===== EXCERPTED RECORDS =====
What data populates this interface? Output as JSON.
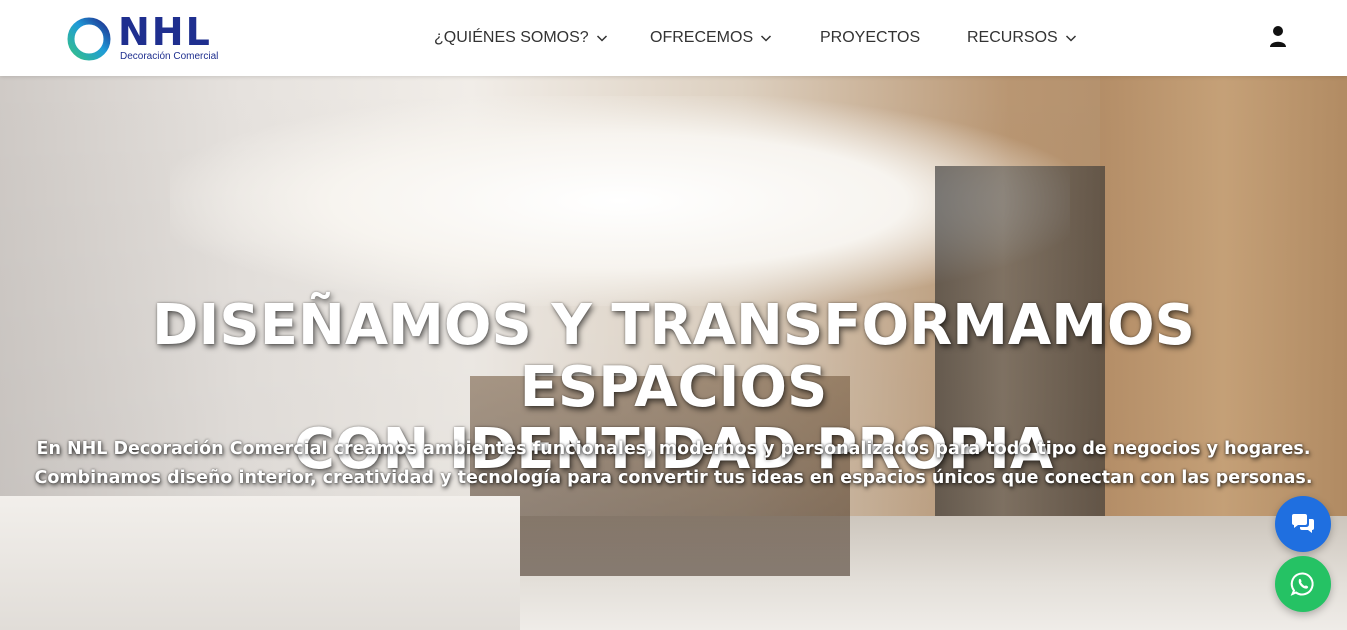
{
  "brand": {
    "logo_text": "NHL",
    "tagline": "Decoración Comercial",
    "colors": {
      "primary": "#1f2f8f",
      "accent_green": "#35c08a",
      "accent_blue": "#1f9bd8"
    }
  },
  "nav": {
    "items": [
      {
        "label": "¿QUIÉNES SOMOS?",
        "has_dropdown": true
      },
      {
        "label": "OFRECEMOS",
        "has_dropdown": true
      },
      {
        "label": "PROYECTOS",
        "has_dropdown": false
      },
      {
        "label": "RECURSOS",
        "has_dropdown": true
      }
    ],
    "user_icon": "user-icon"
  },
  "hero": {
    "title_line1": "DISEÑAMOS Y TRANSFORMAMOS ESPACIOS",
    "title_line2": "CON IDENTIDAD PROPIA",
    "subtitle_line1": "En NHL Decoración Comercial creamos ambientes funcionales, modernos y personalizados para todo tipo de negocios y hogares.",
    "subtitle_line2": "Combinamos diseño interior, creatividad y tecnología para convertir tus ideas en espacios únicos que conectan con las personas.",
    "background": "hotel-lobby-interior"
  },
  "floating": {
    "chat": {
      "icon": "chat-bubbles-icon",
      "color": "#1f6fe0"
    },
    "whatsapp": {
      "icon": "whatsapp-icon",
      "color": "#25c264"
    }
  }
}
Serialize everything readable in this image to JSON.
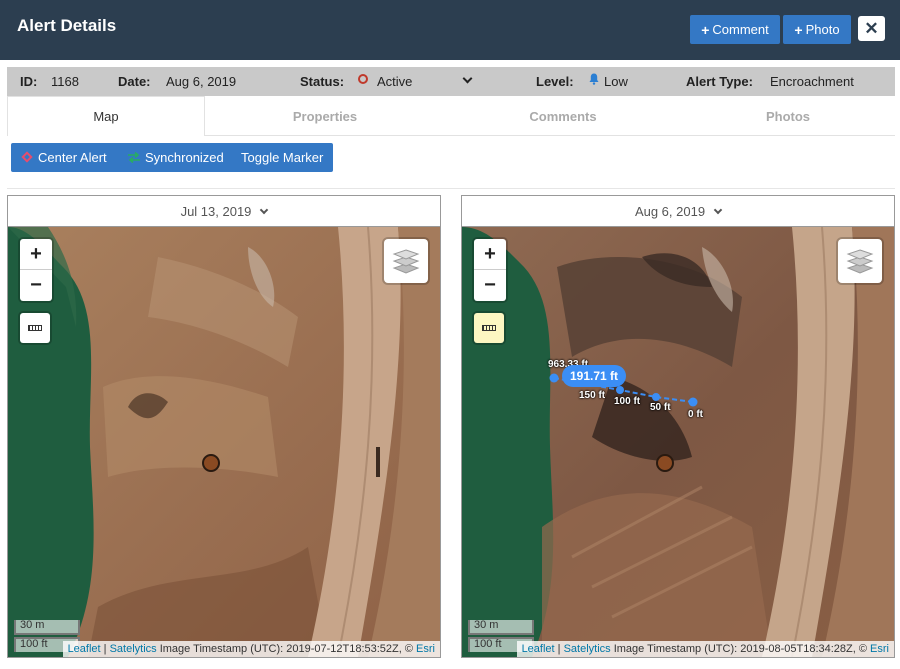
{
  "header": {
    "title": "Alert Details",
    "comment_label": "Comment",
    "photo_label": "Photo",
    "close_glyph": "✕"
  },
  "info": {
    "id_label": "ID:",
    "id_value": "1168",
    "date_label": "Date:",
    "date_value": "Aug 6, 2019",
    "status_label": "Status:",
    "status_value": "Active",
    "level_label": "Level:",
    "level_value": "Low",
    "type_label": "Alert Type:",
    "type_value": "Encroachment"
  },
  "tabs": [
    {
      "label": "Map",
      "active": true
    },
    {
      "label": "Properties",
      "active": false
    },
    {
      "label": "Comments",
      "active": false
    },
    {
      "label": "Photos",
      "active": false
    }
  ],
  "toolbar": {
    "center_label": "Center Alert",
    "sync_label": "Synchronized",
    "toggle_label": "Toggle Marker"
  },
  "maps": [
    {
      "date": "Jul 13, 2019",
      "zoom_in": "+",
      "zoom_out": "−",
      "scale_m": "30 m",
      "scale_ft": "100 ft",
      "attrib_leaflet": "Leaflet",
      "attrib_sep": " | ",
      "attrib_satelytics": "Satelytics",
      "attrib_text": " Image Timestamp (UTC): 2019-07-12T18:53:52Z, © ",
      "attrib_esri": "Esri",
      "measure_active": false
    },
    {
      "date": "Aug 6, 2019",
      "zoom_in": "+",
      "zoom_out": "−",
      "scale_m": "30 m",
      "scale_ft": "100 ft",
      "attrib_leaflet": "Leaflet",
      "attrib_sep": " | ",
      "attrib_satelytics": "Satelytics",
      "attrib_text": " Image Timestamp (UTC): 2019-08-05T18:34:28Z, © ",
      "attrib_esri": "Esri",
      "measure_active": true,
      "measurement": {
        "total": "191.71 ft",
        "labels": [
          "963.33 ft",
          "150 ft",
          "100 ft",
          "50 ft",
          "0 ft"
        ]
      }
    }
  ],
  "colors": {
    "header_bg": "#2c3e50",
    "button_blue": "#3478c5",
    "infobar_bg": "#c9c9c9",
    "status_red": "#c0392b",
    "measure_blue": "#3b8ef5"
  }
}
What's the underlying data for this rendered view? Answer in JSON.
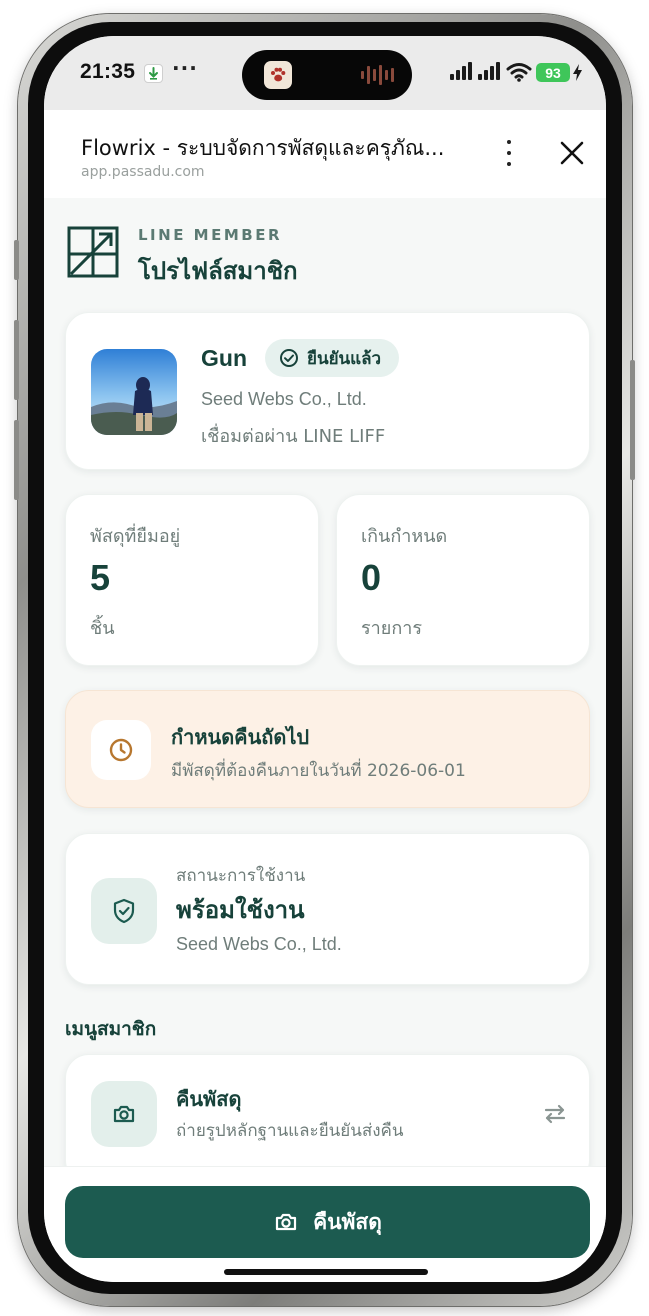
{
  "status_bar": {
    "time": "21:35",
    "more": "···",
    "battery": "93"
  },
  "browser": {
    "title": "Flowrix - ระบบจัดการพัสดุและครุภัณ...",
    "url": "app.passadu.com"
  },
  "header": {
    "kicker": "LINE MEMBER",
    "title": "โปรไฟล์สมาชิก"
  },
  "profile": {
    "name": "Gun",
    "verified_label": "ยืนยันแล้ว",
    "company": "Seed Webs Co., Ltd.",
    "connection": "เชื่อมต่อผ่าน LINE LIFF"
  },
  "stats": [
    {
      "label": "พัสดุที่ยืมอยู่",
      "value": "5",
      "unit": "ชิ้น"
    },
    {
      "label": "เกินกำหนด",
      "value": "0",
      "unit": "รายการ"
    }
  ],
  "due": {
    "title": "กำหนดคืนถัดไป",
    "subtitle": "มีพัสดุที่ต้องคืนภายในวันที่ 2026-06-01"
  },
  "usage_status": {
    "label": "สถานะการใช้งาน",
    "value": "พร้อมใช้งาน",
    "company": "Seed Webs Co., Ltd."
  },
  "menu": {
    "heading": "เมนูสมาชิก",
    "items": [
      {
        "title": "คืนพัสดุ",
        "subtitle": "ถ่ายรูปหลักฐานและยืนยันส่งคืน",
        "icon": "camera-icon"
      }
    ]
  },
  "bottom": {
    "button_label": "คืนพัสดุ"
  },
  "colors": {
    "accent": "#1c5b50",
    "accent_text": "#17423a",
    "due_bg": "#fdf1e6",
    "battery": "#3fc65a"
  }
}
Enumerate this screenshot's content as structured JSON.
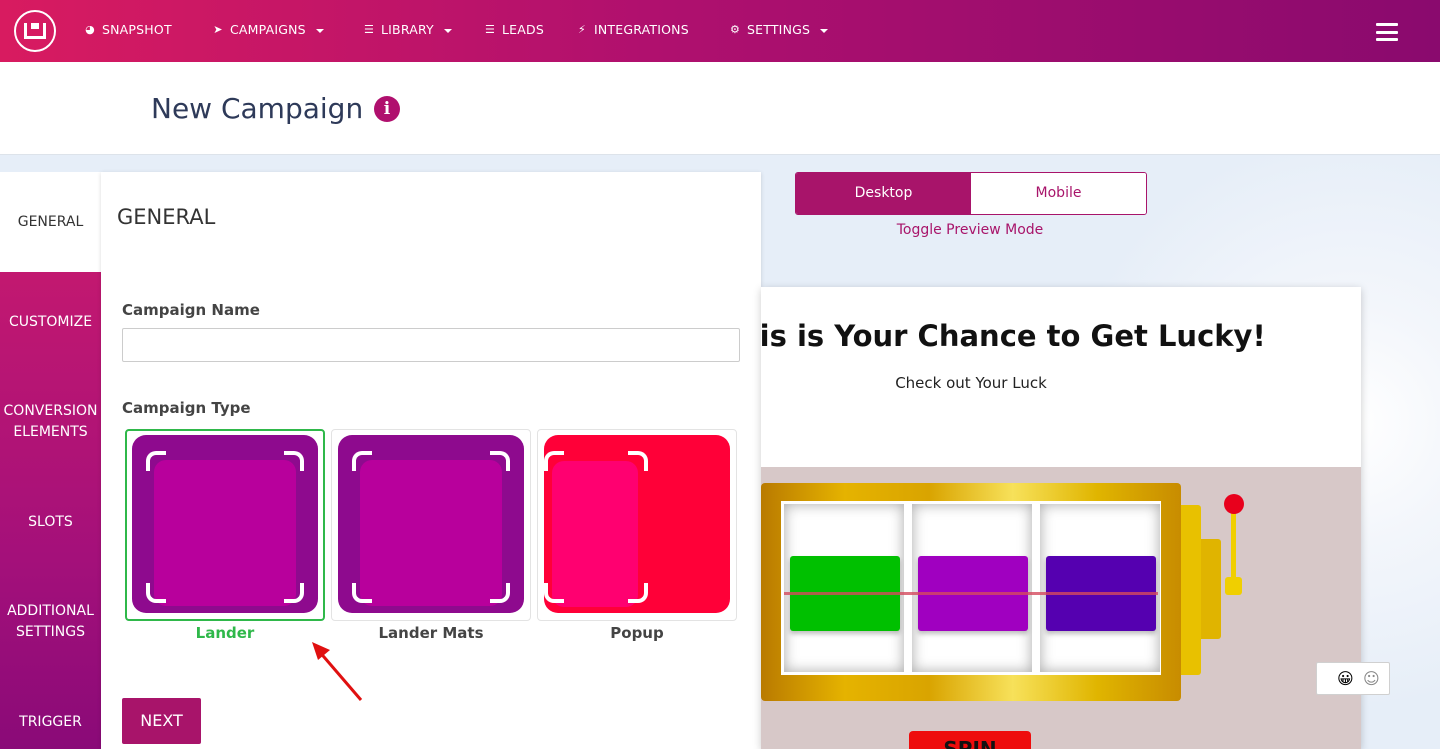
{
  "nav": {
    "items": [
      {
        "label": "SNAPSHOT",
        "icon": "dashboard-icon",
        "dropdown": false
      },
      {
        "label": "CAMPAIGNS",
        "icon": "paper-plane-icon",
        "dropdown": true
      },
      {
        "label": "LIBRARY",
        "icon": "list-icon",
        "dropdown": true
      },
      {
        "label": "LEADS",
        "icon": "list-icon",
        "dropdown": false
      },
      {
        "label": "INTEGRATIONS",
        "icon": "plug-icon",
        "dropdown": false
      },
      {
        "label": "SETTINGS",
        "icon": "cogs-icon",
        "dropdown": true
      }
    ]
  },
  "page": {
    "title": "New Campaign",
    "info_icon": "info-icon"
  },
  "sidetabs": [
    {
      "label": "GENERAL",
      "active": true
    },
    {
      "label": "CUSTOMIZE",
      "active": false
    },
    {
      "label": "CONVERSION ELEMENTS",
      "active": false
    },
    {
      "label": "SLOTS",
      "active": false
    },
    {
      "label": "ADDITIONAL SETTINGS",
      "active": false
    },
    {
      "label": "TRIGGER",
      "active": false
    }
  ],
  "general": {
    "heading": "GENERAL",
    "name_label": "Campaign Name",
    "name_value": "",
    "type_label": "Campaign Type",
    "types": [
      {
        "label": "Lander",
        "selected": true
      },
      {
        "label": "Lander Mats",
        "selected": false
      },
      {
        "label": "Popup",
        "selected": false
      }
    ],
    "next_label": "NEXT"
  },
  "preview": {
    "toggle_desktop": "Desktop",
    "toggle_mobile": "Mobile",
    "toggle_link": "Toggle Preview Mode",
    "title": "his is Your Chance to Get Lucky!",
    "subtitle": "Check out Your Luck",
    "spin_label": "SPIN",
    "reel_colors": [
      "#00c000",
      "#a000c0",
      "#5500b0"
    ]
  },
  "colors": {
    "brand": "#a8146a",
    "selected": "#2fb84a"
  }
}
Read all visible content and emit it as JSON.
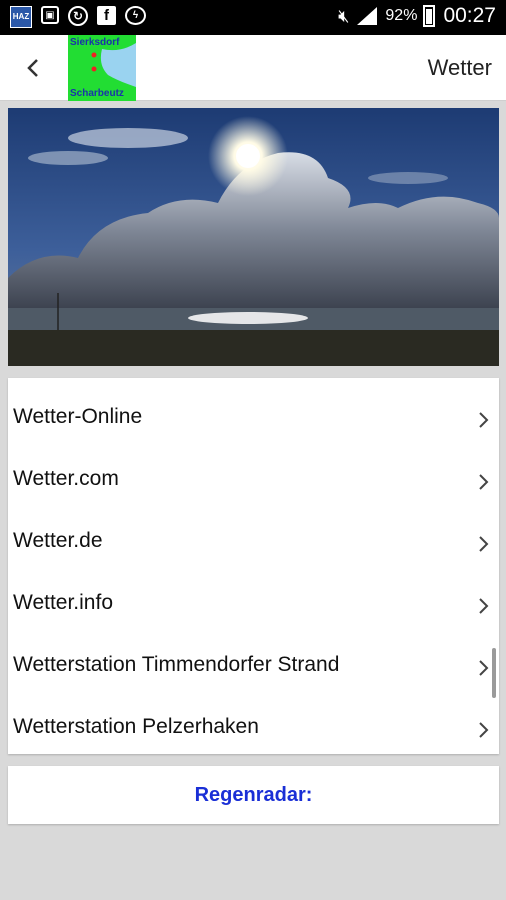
{
  "status_bar": {
    "icons": [
      "haz-app-icon",
      "screenshot-icon",
      "sync-icon",
      "facebook-icon",
      "messenger-icon"
    ],
    "haz_label": "HAZ",
    "battery": "92%",
    "time": "00:27"
  },
  "app_bar": {
    "title": "Wetter",
    "logo": {
      "top_text": "Sierksdorf",
      "bottom_text": "Scharbeutz"
    }
  },
  "links": [
    {
      "label": "Wetter-Online"
    },
    {
      "label": "Wetter.com"
    },
    {
      "label": "Wetter.de"
    },
    {
      "label": "Wetter.info"
    },
    {
      "label": "Wetterstation Timmendorfer Strand"
    },
    {
      "label": "Wetterstation Pelzerhaken"
    }
  ],
  "regenradar": {
    "label": "Regenradar:"
  },
  "colors": {
    "accent_link": "#1a2fd6",
    "logo_bg": "#22dd33",
    "background": "#d9d9d9"
  }
}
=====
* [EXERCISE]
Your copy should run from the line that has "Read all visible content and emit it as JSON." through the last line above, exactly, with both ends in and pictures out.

* [ANSWER SECTION]
Read all visible content and emit it as JSON.
{
  "status_bar": {
    "icons": [
      "haz-app-icon",
      "screenshot-icon",
      "sync-icon",
      "facebook-icon",
      "messenger-icon"
    ],
    "haz_label": "HAZ",
    "battery": "92%",
    "time": "00:27"
  },
  "app_bar": {
    "title": "Wetter",
    "logo": {
      "top_text": "Sierksdorf",
      "bottom_text": "Scharbeutz"
    }
  },
  "links": [
    {
      "label": "Wetter-Online"
    },
    {
      "label": "Wetter.com"
    },
    {
      "label": "Wetter.de"
    },
    {
      "label": "Wetter.info"
    },
    {
      "label": "Wetterstation Timmendorfer Strand"
    },
    {
      "label": "Wetterstation Pelzerhaken"
    }
  ],
  "regenradar": {
    "label": "Regenradar:"
  },
  "colors": {
    "accent_link": "#1a2fd6",
    "logo_bg": "#22dd33",
    "background": "#d9d9d9"
  }
}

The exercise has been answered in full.